I recently was visiting my three grandchildren (ages 3, 2, and 1) in Florida. I asked Micah, my 3-year-old grandson, what he wanted to be when he grew up. He said he wanted to be the driver of the tram at DisneyWorld.
He then turned the tables on me and asked, What did you want to be Grandpa?
I told him that when I was a kid I wanted to be a major league baseball player. His Dad told him he wanted to be an NFL football player. Obviously, neither of us achieved those dreams. But for me, giving up a dream of becoming a major league baseball player and becoming a successful businessperson who could provide for my family turned out to be more rewarding than I could have imagined and surprisingly, it has been a lot of fun too. I had some amazing coaches in my sports days and incredible mentors in my business experience and now I am enjoying being a coach and mentor to others.
As a Father, I have made many mistakes and I’ve learned a lot. I wish I knew all of this when I started, but like any job, the only way to learn is through on-the-job training and the only way to attempt to master the role is with experience. Here are the eight most important lessons I’ve learned in my 30-something years as a Dad.
Teach them to dream big. Make sure your children know that anything is achievable, regardless of the current circumstances. Show them the value of meritocracy over entitlement.
Play with them. Some of my favorite memories as a Dad have been playing wiffle ball, wrestling with the kids and reading books they liked to them (books were always able to be purchased in our household and didn’t count against allowance).
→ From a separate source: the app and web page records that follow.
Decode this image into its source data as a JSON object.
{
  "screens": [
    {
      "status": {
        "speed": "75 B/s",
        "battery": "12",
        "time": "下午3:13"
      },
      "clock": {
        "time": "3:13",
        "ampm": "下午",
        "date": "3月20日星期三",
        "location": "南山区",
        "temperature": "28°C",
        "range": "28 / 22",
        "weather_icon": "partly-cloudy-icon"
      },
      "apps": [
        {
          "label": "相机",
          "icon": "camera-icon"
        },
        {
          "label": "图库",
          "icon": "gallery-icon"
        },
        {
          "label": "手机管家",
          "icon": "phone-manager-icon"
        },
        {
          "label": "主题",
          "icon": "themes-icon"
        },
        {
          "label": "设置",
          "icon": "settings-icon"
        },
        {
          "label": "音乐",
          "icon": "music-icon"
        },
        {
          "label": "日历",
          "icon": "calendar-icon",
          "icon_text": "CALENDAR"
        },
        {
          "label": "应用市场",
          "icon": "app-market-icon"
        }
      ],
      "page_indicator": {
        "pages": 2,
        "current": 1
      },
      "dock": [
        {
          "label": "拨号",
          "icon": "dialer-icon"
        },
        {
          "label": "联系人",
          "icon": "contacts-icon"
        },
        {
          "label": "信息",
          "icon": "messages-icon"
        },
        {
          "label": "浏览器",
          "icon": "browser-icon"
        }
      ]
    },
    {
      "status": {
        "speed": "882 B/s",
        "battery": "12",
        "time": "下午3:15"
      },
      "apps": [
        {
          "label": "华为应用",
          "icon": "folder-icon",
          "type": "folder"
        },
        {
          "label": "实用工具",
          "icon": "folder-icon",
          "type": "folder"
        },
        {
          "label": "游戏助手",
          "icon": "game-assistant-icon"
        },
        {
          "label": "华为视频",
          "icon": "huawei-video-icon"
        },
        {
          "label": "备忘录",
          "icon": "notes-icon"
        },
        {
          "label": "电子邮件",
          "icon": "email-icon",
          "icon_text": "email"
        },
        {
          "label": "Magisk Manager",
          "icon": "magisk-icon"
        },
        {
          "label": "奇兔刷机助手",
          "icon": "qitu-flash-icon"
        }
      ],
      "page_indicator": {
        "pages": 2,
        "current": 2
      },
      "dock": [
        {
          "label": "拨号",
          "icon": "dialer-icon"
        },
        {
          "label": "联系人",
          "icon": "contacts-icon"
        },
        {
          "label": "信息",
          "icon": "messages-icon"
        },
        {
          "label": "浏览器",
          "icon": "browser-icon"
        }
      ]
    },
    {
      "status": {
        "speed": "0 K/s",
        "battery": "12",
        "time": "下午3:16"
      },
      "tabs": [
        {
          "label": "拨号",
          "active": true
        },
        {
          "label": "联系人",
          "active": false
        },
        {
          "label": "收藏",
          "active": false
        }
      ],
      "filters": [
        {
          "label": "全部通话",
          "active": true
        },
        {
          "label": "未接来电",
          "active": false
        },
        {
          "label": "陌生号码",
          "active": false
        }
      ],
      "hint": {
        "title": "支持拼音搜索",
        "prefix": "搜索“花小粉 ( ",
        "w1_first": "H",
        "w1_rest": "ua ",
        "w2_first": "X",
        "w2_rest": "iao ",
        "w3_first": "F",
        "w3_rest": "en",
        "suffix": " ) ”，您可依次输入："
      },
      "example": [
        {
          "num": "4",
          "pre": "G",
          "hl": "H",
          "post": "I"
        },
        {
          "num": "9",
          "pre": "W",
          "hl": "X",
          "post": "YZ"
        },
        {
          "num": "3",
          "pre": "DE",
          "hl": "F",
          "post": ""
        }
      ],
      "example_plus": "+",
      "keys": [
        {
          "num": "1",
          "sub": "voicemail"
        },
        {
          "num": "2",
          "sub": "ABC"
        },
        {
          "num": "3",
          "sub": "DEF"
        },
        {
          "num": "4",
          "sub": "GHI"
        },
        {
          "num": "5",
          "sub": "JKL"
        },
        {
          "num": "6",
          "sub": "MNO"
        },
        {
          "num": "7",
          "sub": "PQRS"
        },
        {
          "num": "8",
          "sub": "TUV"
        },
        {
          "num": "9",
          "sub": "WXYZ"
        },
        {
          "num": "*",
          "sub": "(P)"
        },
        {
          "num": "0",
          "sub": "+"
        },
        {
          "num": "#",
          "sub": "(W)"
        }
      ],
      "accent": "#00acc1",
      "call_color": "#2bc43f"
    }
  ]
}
Laugh a lot. When a child learns to laugh hard and often, including at themselves, it releases incredible positive energy. My youngest daughter has such an amazing belly laugh that it becomes contagious and soon everyone is laughing along with her.
Encourage them to work hard. Show that you not only expect to see good results, but that you also expect them to try hard. And there¹s no time off from this effort. In order to achieve we all must get re-voted onto the team every day.
Teach them to enjoy what they do. Whatever you are doing together, be it homework, sports, or family vacations, make the most of the time you spend together. I¹ve always enjoyed relaxing vacations where we could refresh after a grueling schedule. When my youngest son was a teenager though, he called these trips “mind numbing” so we added something he found more interesting and more enjoyable.
Don’t bring work stress home. There is actually a study that outlined the dangers of a parents lower job satisfaction and the negative mood that results from it and effects family life. The more negative the mood, the more likely a parent is to punish or reject a child, and the more their kids are punished and rejected, the more likely they are to act out or exhibit shyness. Imagine the inverse result? What happens when a parent finds passion and meaning in a job, and what can that inspire? It’s not about the amount of time we spend together, it¹s about the quality of the time.
Make it count. Inspire them to treat everyone with dignity and respect. Politeness and manners never go out of style. Help them learn to give back. Teach them to have compassion for those who are less fortunate.
In a world where the average S&P 500 company lasts only 15 years, it is very hard to create an enduring legacy in business. When I became a father (and, more recently, a grandfather), I was struck by how I had the opportunity to influence lives for generations, a thought that was simultaneously humbling, terrifying, and inspiring. While I can’t say I made every decision perfectly, I can say that of all the titles I’ve held in my life, the one that I’m most proud of is “Dad.”